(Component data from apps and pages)
⁂

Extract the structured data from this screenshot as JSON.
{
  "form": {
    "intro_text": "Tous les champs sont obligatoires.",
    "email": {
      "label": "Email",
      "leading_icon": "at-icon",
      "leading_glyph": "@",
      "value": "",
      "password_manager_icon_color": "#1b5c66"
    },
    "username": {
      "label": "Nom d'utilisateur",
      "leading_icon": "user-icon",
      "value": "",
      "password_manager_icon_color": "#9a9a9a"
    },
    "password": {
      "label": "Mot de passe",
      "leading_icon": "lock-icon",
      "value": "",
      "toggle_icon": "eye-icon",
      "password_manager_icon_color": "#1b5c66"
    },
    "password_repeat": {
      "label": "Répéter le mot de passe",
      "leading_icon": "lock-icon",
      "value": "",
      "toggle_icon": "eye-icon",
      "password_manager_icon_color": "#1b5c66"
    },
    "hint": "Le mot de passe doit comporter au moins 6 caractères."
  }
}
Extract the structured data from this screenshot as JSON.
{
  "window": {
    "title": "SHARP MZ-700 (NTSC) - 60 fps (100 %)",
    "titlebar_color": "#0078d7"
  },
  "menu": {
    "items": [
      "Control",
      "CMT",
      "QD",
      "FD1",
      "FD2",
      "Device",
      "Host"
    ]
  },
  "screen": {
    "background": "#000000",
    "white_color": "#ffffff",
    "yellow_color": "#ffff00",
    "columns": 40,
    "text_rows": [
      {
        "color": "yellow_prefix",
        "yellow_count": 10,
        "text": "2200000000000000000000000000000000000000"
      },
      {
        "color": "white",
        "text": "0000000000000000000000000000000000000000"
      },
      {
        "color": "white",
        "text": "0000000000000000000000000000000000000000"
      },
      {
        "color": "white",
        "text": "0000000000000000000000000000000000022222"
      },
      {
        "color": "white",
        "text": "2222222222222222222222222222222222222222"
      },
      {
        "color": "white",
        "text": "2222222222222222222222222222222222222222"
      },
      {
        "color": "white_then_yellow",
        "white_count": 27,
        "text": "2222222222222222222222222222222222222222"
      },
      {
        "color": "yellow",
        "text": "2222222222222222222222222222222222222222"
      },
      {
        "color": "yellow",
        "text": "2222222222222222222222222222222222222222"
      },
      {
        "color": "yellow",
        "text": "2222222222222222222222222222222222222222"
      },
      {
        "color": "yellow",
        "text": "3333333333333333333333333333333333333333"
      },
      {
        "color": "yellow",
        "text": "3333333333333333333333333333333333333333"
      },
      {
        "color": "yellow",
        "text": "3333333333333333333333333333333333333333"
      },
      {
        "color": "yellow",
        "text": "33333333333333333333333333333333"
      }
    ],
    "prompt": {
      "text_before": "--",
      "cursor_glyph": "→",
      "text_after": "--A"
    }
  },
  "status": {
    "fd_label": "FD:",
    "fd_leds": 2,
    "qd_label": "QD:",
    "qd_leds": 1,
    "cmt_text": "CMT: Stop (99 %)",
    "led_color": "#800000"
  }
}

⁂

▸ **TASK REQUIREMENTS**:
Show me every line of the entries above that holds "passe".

▸ **RESPONSE AREA**:
      "label": "Mot de passe",
      "label": "Répéter le mot de passe",
    "hint": "Le mot de passe doit comporter au moins 6 caractères."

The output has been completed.